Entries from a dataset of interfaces
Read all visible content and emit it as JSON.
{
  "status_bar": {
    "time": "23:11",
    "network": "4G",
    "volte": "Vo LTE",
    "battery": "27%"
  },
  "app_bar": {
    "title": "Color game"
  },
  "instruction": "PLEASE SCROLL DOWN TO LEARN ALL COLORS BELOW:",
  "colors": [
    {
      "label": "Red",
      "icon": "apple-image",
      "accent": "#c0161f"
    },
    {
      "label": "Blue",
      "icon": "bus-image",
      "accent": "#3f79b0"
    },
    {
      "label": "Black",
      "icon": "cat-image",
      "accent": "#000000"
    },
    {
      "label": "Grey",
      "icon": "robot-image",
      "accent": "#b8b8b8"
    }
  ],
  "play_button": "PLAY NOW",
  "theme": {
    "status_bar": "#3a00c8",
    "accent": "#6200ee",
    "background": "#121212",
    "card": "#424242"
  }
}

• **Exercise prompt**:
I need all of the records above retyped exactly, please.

• **Written reply**:
Read all visible content and emit it as JSON.
{
  "status_bar": {
    "time": "23:11",
    "network": "4G",
    "volte": "Vo LTE",
    "battery": "27%"
  },
  "app_bar": {
    "title": "Color game"
  },
  "instruction": "PLEASE SCROLL DOWN TO LEARN ALL COLORS BELOW:",
  "colors": [
    {
      "label": "Red",
      "icon": "apple-image",
      "accent": "#c0161f"
    },
    {
      "label": "Blue",
      "icon": "bus-image",
      "accent": "#3f79b0"
    },
    {
      "label": "Black",
      "icon": "cat-image",
      "accent": "#000000"
    },
    {
      "label": "Grey",
      "icon": "robot-image",
      "accent": "#b8b8b8"
    }
  ],
  "play_button": "PLAY NOW",
  "theme": {
    "status_bar": "#3a00c8",
    "accent": "#6200ee",
    "background": "#121212",
    "card": "#424242"
  }
}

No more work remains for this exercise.